B&E students go head-to-head in first-ever sales competition

March 27, 2015

students participate in the first-ever sales competition at West Virginia University.

On March 14, students put their skills to the test, thought quickly on their feet and put their salesperson hats on in the first-ever sales competition at West Virginia University.

Sponsored by the College of Business and Economics, the sales competition was offered to West Virginia University students and those from other universities in the surrounding region. The result was 12 students from B&E, as well as six students from other universities including the University of Pittsburgh and Duquesne University, who are looking to pursue a career in sales.

The half-day competition was at no cost to the students, and kicked off at noon with a luncheon to give students a chance to meet and interact with the judges. The panel of judges was comprised mostly from the Professional Sales Advisory Committee at B&E, a group of 12 working sales professionals who assist the marketing department with curriculum guidance, internship placement for current students and more. 

Two rounds of competition were held, and the pressure was on for the participants.

“The first round was a sales role-play situation, where the students were told to assume the role of a seller who was pitching a computerized sales tracking tool, and they were tasked with calling on an owner of an office supply store that had a sales force,” said Mike Walsh, chair and associate professor of the marketing department. “There were a series of breakout rooms, and we had a number of graduate students volunteer to play the parts of the buyers.”

Students presented themselves to the buyer in front of a panel of judges in the room, and they were given 20 minutes to do so, as time management was included on the scoring sheet as part of the challenge.
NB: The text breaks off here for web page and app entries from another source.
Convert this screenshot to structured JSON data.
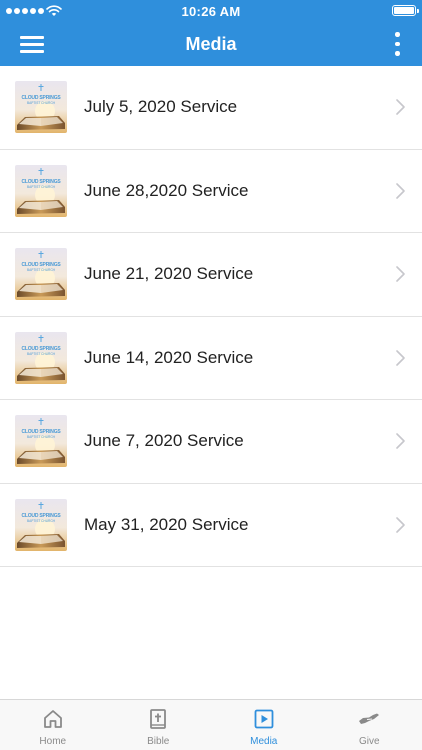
{
  "status_bar": {
    "time": "10:26 AM"
  },
  "nav": {
    "title": "Media"
  },
  "media_items": [
    {
      "label": "July 5, 2020 Service"
    },
    {
      "label": "June 28,2020 Service"
    },
    {
      "label": "June 21, 2020 Service"
    },
    {
      "label": "June 14, 2020 Service"
    },
    {
      "label": "June 7, 2020 Service"
    },
    {
      "label": "May 31, 2020 Service"
    }
  ],
  "thumbnail": {
    "line1": "CLOUD SPRINGS",
    "line2": "BAPTIST CHURCH"
  },
  "tabs": [
    {
      "label": "Home",
      "icon": "home-icon"
    },
    {
      "label": "Bible",
      "icon": "bible-icon"
    },
    {
      "label": "Media",
      "icon": "play-icon",
      "active": true
    },
    {
      "label": "Give",
      "icon": "give-hand-icon"
    }
  ],
  "colors": {
    "brand": "#2f8fdc",
    "tab_inactive": "#8a8a8a"
  }
}
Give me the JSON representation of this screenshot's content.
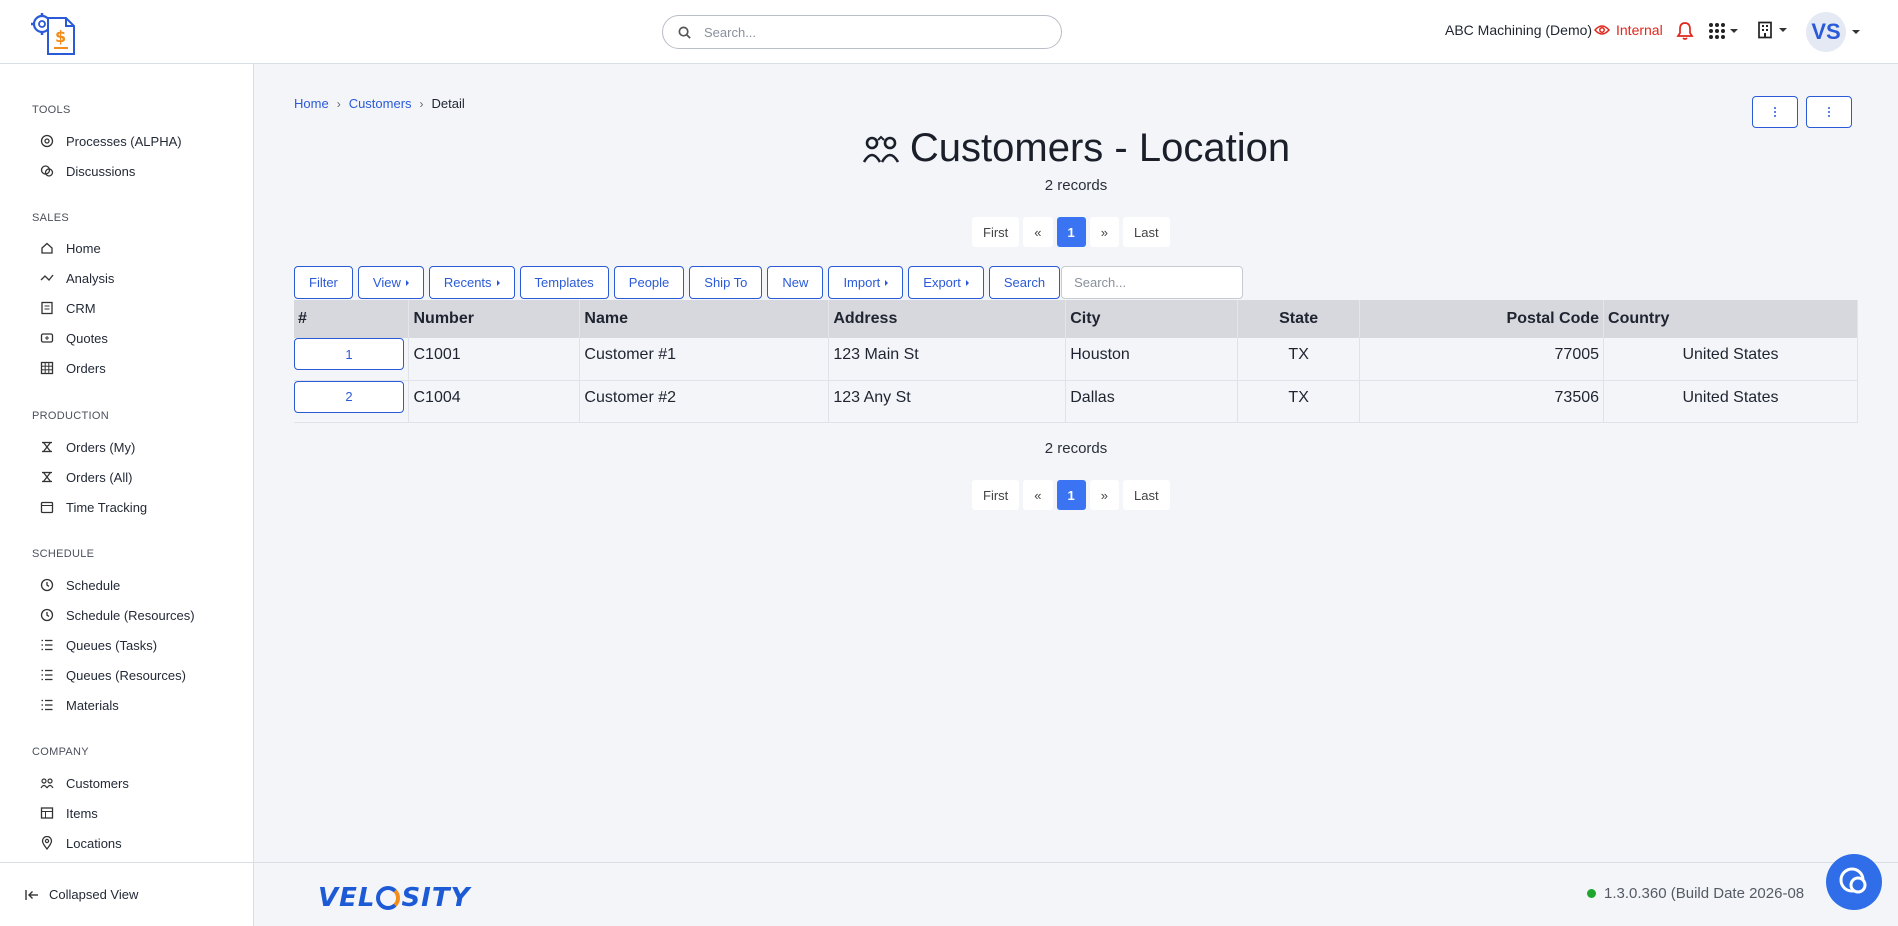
{
  "header": {
    "search_placeholder": "Search...",
    "tenant": "ABC Machining (Demo)",
    "internal_label": "Internal",
    "avatar_initials": "VS"
  },
  "sidebar": {
    "sections": [
      {
        "title": "TOOLS",
        "items": [
          {
            "label": "Processes (ALPHA)",
            "icon": "process-icon"
          },
          {
            "label": "Discussions",
            "icon": "discussion-icon"
          }
        ]
      },
      {
        "title": "SALES",
        "items": [
          {
            "label": "Home",
            "icon": "home-icon"
          },
          {
            "label": "Analysis",
            "icon": "trend-icon"
          },
          {
            "label": "CRM",
            "icon": "crm-icon"
          },
          {
            "label": "Quotes",
            "icon": "quote-icon"
          },
          {
            "label": "Orders",
            "icon": "grid-icon"
          }
        ]
      },
      {
        "title": "PRODUCTION",
        "items": [
          {
            "label": "Orders (My)",
            "icon": "production-icon"
          },
          {
            "label": "Orders (All)",
            "icon": "production-icon"
          },
          {
            "label": "Time Tracking",
            "icon": "calendar-icon"
          }
        ]
      },
      {
        "title": "SCHEDULE",
        "items": [
          {
            "label": "Schedule",
            "icon": "clock-icon"
          },
          {
            "label": "Schedule (Resources)",
            "icon": "clock-icon"
          },
          {
            "label": "Queues (Tasks)",
            "icon": "list-icon"
          },
          {
            "label": "Queues (Resources)",
            "icon": "list-icon"
          },
          {
            "label": "Materials",
            "icon": "list-icon"
          }
        ]
      },
      {
        "title": "COMPANY",
        "items": [
          {
            "label": "Customers",
            "icon": "customers-icon"
          },
          {
            "label": "Items",
            "icon": "items-icon"
          },
          {
            "label": "Locations",
            "icon": "location-icon"
          }
        ]
      }
    ],
    "collapse_label": "Collapsed View"
  },
  "breadcrumb": {
    "home": "Home",
    "customers": "Customers",
    "current": "Detail"
  },
  "page": {
    "title": "Customers - Location",
    "records_top": "2 records",
    "records_bottom": "2 records"
  },
  "pager": {
    "first": "First",
    "prev": "«",
    "current": "1",
    "next": "»",
    "last": "Last"
  },
  "toolbar": {
    "filter": "Filter",
    "view": "View",
    "recents": "Recents",
    "templates": "Templates",
    "people": "People",
    "ship_to": "Ship To",
    "new": "New",
    "import": "Import",
    "export": "Export",
    "search": "Search",
    "search_placeholder": "Search..."
  },
  "table": {
    "columns": [
      "#",
      "Number",
      "Name",
      "Address",
      "City",
      "State",
      "Postal Code",
      "Country"
    ],
    "rows": [
      [
        "1",
        "C1001",
        "Customer #1",
        "123 Main St",
        "Houston",
        "TX",
        "77005",
        "United States"
      ],
      [
        "2",
        "C1004",
        "Customer #2",
        "123 Any St",
        "Dallas",
        "TX",
        "73506",
        "United States"
      ]
    ]
  },
  "footer": {
    "brand_left": "VEL",
    "brand_right": "SITY",
    "version": "1.3.0.360 (Build Date 2026-08"
  },
  "colors": {
    "accent": "#2a5ad7",
    "active_page": "#3b74f2",
    "internal": "#e0261b",
    "status_ok": "#1ea62f"
  }
}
Participants were then evaluated on a number of different criteria, and the goal was to secure the buyer’s agreement to submit a written proposal.

Four finalists were identified, and these students were sent off to an intensive second round where the buyer had objected to the proposal, and the sellers had to quickly think on their feet to put their proposals through. The remaining students worked on their elevator pitches in a hypothetical lightning round, working as a salesperson of a textbook publishing company that is trying to secure an exclusive contract with WVU, for the University to only sell books from that company.

“A number of people would be involved in this decision in the real world: professors, deans of individual schools, the provost, CFO of the University, the president and even students,” Walsh said. “We gave the students quick biographies of the six personas, and I gave them names. The students would then wait outside the door of a room where the judges (who had taken on these personas, nametag and all) were standing. As an individual would walk out of the room with a nametag on, the students were challenged on the fly to walk up, introduce themselves and figure out who the person is by the name on their nametag.”

In less than a minute, students were given the job of figuring out who the person was, explaining who they are representing and what the situation is, and tailoring their pitch to the specific persona and that persona’s concerns. The goal was to have secured the person’s business card and have set up an appointment for a phone call by the time the person reached the doors of the Mountainlair.

“Students were incredibly nervous, because there was a lot out of their control. They didn’t know who was going to come through that door and it really made them think on their feet, which is a pretty important life skill in itself,” Walsh said. “We did this for several rounds and took turns. It was very neat because the judges commented on how the students were getting better each time, and really mastering what this was all about.”

The group wrapped up with the second round and retreated to a local restaurant, where the winner was announced as Dorian Evans from Duquesne University. The four finalists received plaques, and each participant received a t-shirt and certificate.

The competition was the first of its kind, and there are plans in place to host another such competition in the fall, Walsh said.

“It was a great thing, something you can’t teach in the classroom. This is the real world,” Walsh said. “There are big national competitions just like this one, and most students aren’t in the position to be able to go. This was an opportunity to bring that type of experience here to campus, and it was great to see them interacting with each other and networking with their counterparts from other schools.

“The students were very enthusiastic all day – none of them had ever been through anything like this, and they were stoked. There was one official winner, but at the end of the day, all the students were ‘winners’ by getting a ton of valuable advice and feedback on their salesmanship.”